The Deadly Dames
Malcolm Douglas [pseud. Douglas Sanderson]
Greenwich, CT: Gold Medal, 1956
Douglas Sanderson's fifth novel, The Deadly Dames was the first to be published as a paperback original. Not quite the same as "straight to DVD", of course, but I don't think it's such a coincidence that this book is by far the weakest of the lot.
With The Deadly Dames we have a new publisher, a new nom de plume and a new hero. Sort of. That hero, Bill Yates, shares something with Mike Garfin, the protagonist of Sanderson's two preceding books: both are Montreal private investigators, both are the sons of French Canadian mothers and both have Scotch landladies.
As with Garfin's outings – Hot Freeze and The Darker Traffic – things start rolling when the private investigator is hired by someone of considerable wealth. In this case, the client is Philip Corday, a spoiled lush who hopes to get the goods that will allow him to divorce his cheating wife Grace. Yates has only just accepted the job when an expensively dressed woman tries to hire him away. Minutes later, she's crushed under the wheels of a streetcar rounding the corner of St Catherine and Peel. And so, what began as a bland divorce case takes a deadly turn. Pun intended.
St Catherine and Peel, Montreal, 1956
Bodies pile up quickly in The Deadly Dames – nine corpses in 160 pages – but our man Yates is not one of them. Dozens of shots are fired in his direction, but none find their mark. He's beaten senseless repeatedly, but bounces back with superhuman speed. Not even a broken nose slows him down. Good thing too, because the action in this novel clocks in at well under 72 hours.
A lazy novel, the fast pace is provided by characters that exist for no other reason than to propel the plot. There's Corday's chatty Russian housekeeper, a talkative cop with an encyclopedic knowledge of Montreal's underworld and a rural hashslinger who likes nothing more than to listen to the police waveband. As for Yates, he's not so much Mike Garfin under a different name as a pale imitation. There's not much to him, and yet every woman, bar none, throws herself at him.
There was that lady who was run over by the streetcar, but she never had a chance.
Worst sentence: "In that dress, in those surroundings, she looked like a poem that got printed by accident in an anthology of prose."
Object: A slim mass market paperback with vibrant cover image by Bob Peake, whose work graced this pretty pink book belonging to my mother:
|Warner Brothers Presents My Fair Lady|
New York: Warner Brothers Pictures, 1964

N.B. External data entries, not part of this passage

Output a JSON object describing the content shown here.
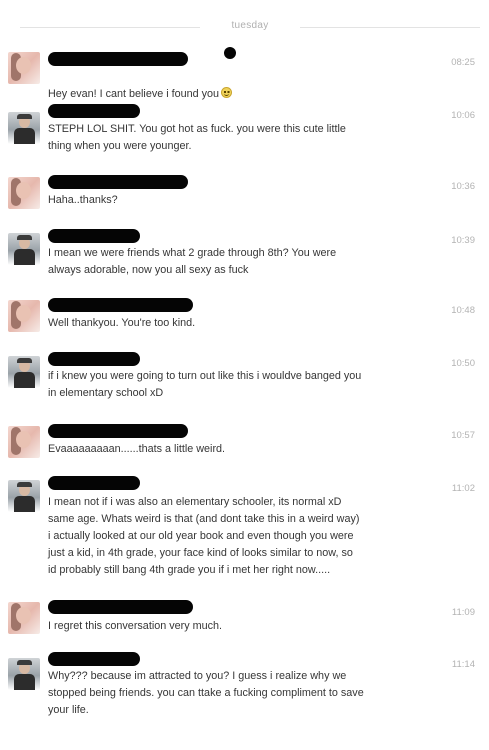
{
  "day_label": "tuesday",
  "messages": [
    {
      "sender": "her",
      "time": "08:25",
      "text": "Hey evan! I cant believe i found you",
      "emoji": "smiley-icon"
    },
    {
      "sender": "him",
      "time": "10:06",
      "text": "STEPH LOL SHIT. You got hot as fuck. you were this cute little\nthing when you were younger."
    },
    {
      "sender": "her",
      "time": "10:36",
      "text": "Haha..thanks?"
    },
    {
      "sender": "him",
      "time": "10:39",
      "text": "I mean we were friends what 2 grade through 8th? You were\nalways adorable, now you all sexy as fuck"
    },
    {
      "sender": "her",
      "time": "10:48",
      "text": "Well thankyou. You're too kind."
    },
    {
      "sender": "him",
      "time": "10:50",
      "text": "if i knew you were going to turn out like this i wouldve banged you\nin elementary school xD"
    },
    {
      "sender": "her",
      "time": "10:57",
      "text": "Evaaaaaaaaan......thats a little weird."
    },
    {
      "sender": "him",
      "time": "11:02",
      "text": "I mean not if i was also an elementary schooler, its normal xD\nsame age. Whats weird is that (and dont take this in a weird way)\ni actually looked at our old year book and even though you were\njust a kid, in 4th grade, your face kind of looks similar to now, so\nid probably still bang 4th grade you if i met her right now....."
    },
    {
      "sender": "her",
      "time": "11:09",
      "text": "I regret this conversation very much."
    },
    {
      "sender": "him",
      "time": "11:14",
      "text": "Why??? because im attracted to you? I guess i realize why we\nstopped being friends. you can ttake a fucking compliment to save\nyour life."
    }
  ]
}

Access: The first edition enjoyed one lone printing. A handful are listed online, with decent copies gong for under ten dollars. I could find no library copies outside Ohio State University's William Charvet Collection of American Fiction. Yep, "American Fiction". The first British edition, published in 1961 by Consul, is both less attractive and less common. Two crummy copies are listed for sale online at £2 and £5.
Translated by Laurette Brunius, in 1956 Galimard published a French language edition titled Du Rebecca chez les femmes. The original features no character named Rebecca.
In 2006, a half century after the Gold Medal edition, The Deadly Dames was paired with Sanderson's next novel, A Dum-Dum for the President, and returned to print by the dedicated people at Stark House. The twofer is blessed with a very fine essay by expat Montreal critic Kevin Burton Smith, and an all too brief interview with the author. My copy, a second printing, was bought south of the border. The book is unavailable in Canada.